Friday was a full working day with activity concentrated both in the channel and at various locations in the compound. The aim by the end of the weekend was to progress the mooring to a point where concrete could be poured in June. Achieving this ambitious target involved initially shifting some 400 blocks from the compound to the mooring site and setting out the blockwork walls. Work on setting up our ever reliable old mixer, and substantial repairs to the newt fences around the compound, completed the physical work on Day 1. It is perhaps worth recording that the attendance on Friday was fifteen, surely a record for what is supposed to be a ‘preparation’ day.
The Society’s work on the current project is, of course, all done by volunteers. Notwithstanding this the Society is in legal terms a contractor to CRT. For this reason we had a Contractor Safety Audit by CRT on Friday. Since the Society prides itself on its welfare and safety systems it is a pleasure to report that all was found to be well.
Saturday saw work start on extending the French drain in the channel. As with the mooring there was a target for the end of the work party – in this case to extend the end of the drain to a point in close proximity to the culvert – some 20 metres. The combination of use of the 8 tonne excavator and reasonable ground conditions saw steady progress achieved. Work on the mooring included removal of formwork, drilling the base to insert rebar, and block laying.

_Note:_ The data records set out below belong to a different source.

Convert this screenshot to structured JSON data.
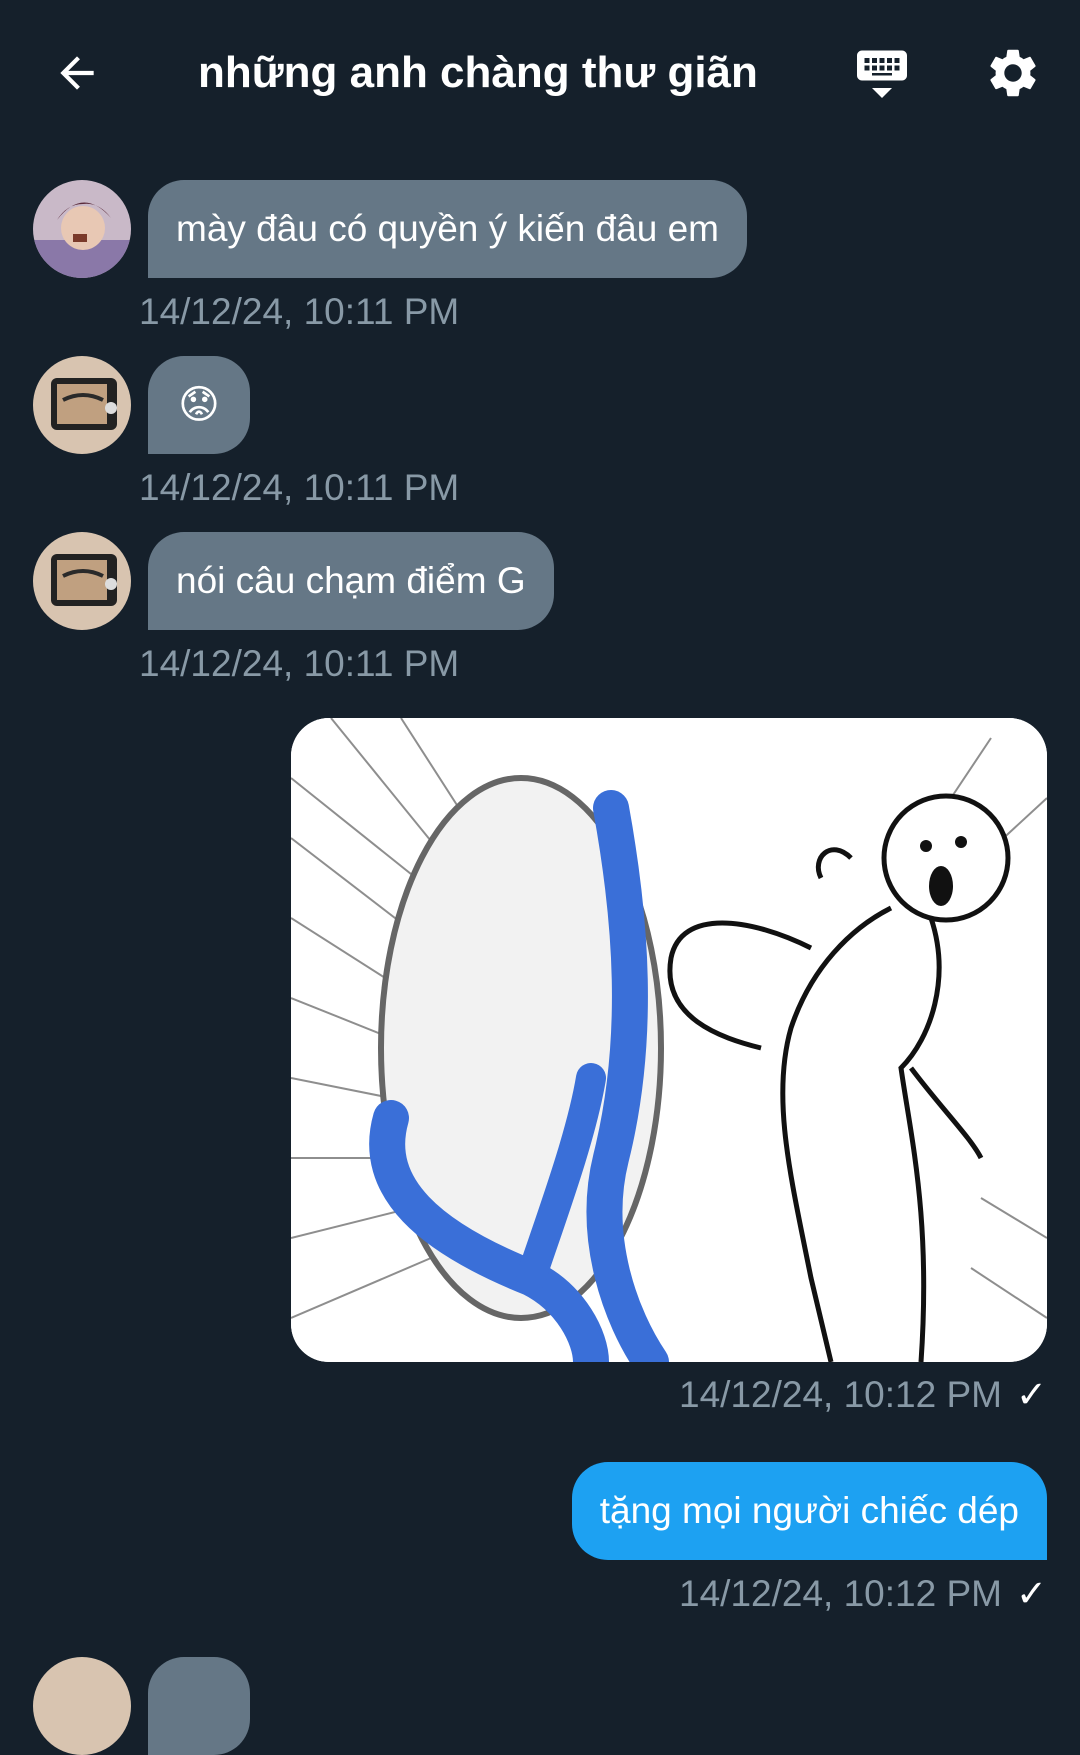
{
  "header": {
    "title": "những anh chàng thư giãn",
    "back_icon": "arrow-left-icon",
    "keyboard_icon": "keyboard-icon",
    "settings_icon": "gear-icon"
  },
  "messages": [
    {
      "direction": "in",
      "text": "mày đâu có quyền ý kiến đâu em",
      "timestamp": "14/12/24, 10:11 PM"
    },
    {
      "direction": "in",
      "text": "😟",
      "timestamp": "14/12/24, 10:11 PM"
    },
    {
      "direction": "in",
      "text": "nói câu chạm điểm G",
      "timestamp": "14/12/24, 10:11 PM"
    },
    {
      "direction": "out",
      "type": "image",
      "timestamp": "14/12/24, 10:12 PM",
      "status": "✓"
    },
    {
      "direction": "out",
      "text": "tặng mọi người chiếc dép",
      "timestamp": "14/12/24, 10:12 PM",
      "status": "✓"
    }
  ],
  "colors": {
    "background": "#15202b",
    "incoming_bubble": "#657786",
    "outgoing_bubble": "#1da1f2",
    "timestamp": "#8899a6"
  }
}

By the end of Saturday two bays of the wall were up to three courses. Three volunteers had the task of excavating, by hand, behind the culvert headwall on the Lloyd’s side. The aim of this exercise was to determine the best method of fixing the new plastic culvert to the old brick headwall. The work illustrated that old maxim of construction – ‘you don’t know what is underground until you start digging’. What they found was a 200 year old brick culvert in poor condition; penetrated by tree roots and only held up by the surrounding earth. Once exposed the culvert was prone to collapse. The headwall itself was found to be of sound construction.
Block laying continued apace on the mooring on Day 3. The bulk of the volunteer effort was, however, concentrated on the French drain, a task made easier by greatly improved ground conditions. By the end of the day the drain was finished to its intended position, including the first intermediate sump, a distance of 55 metres from Pryces Bridge. The last day. After a considerable amount of chiselling, sawing, drilling, grinding and filling the back of the headwall was judged to be in a smooth enough state to take a plastic pipe coupling. This left only the mooring. A mighty effort of mixing and delivering mortar, transporting blocks and actually laying the blocks ensured that by four o’clock on Monday the mooring was in a state to receive its first concrete pour during the next work party. A very tired group of volunteers made their way home!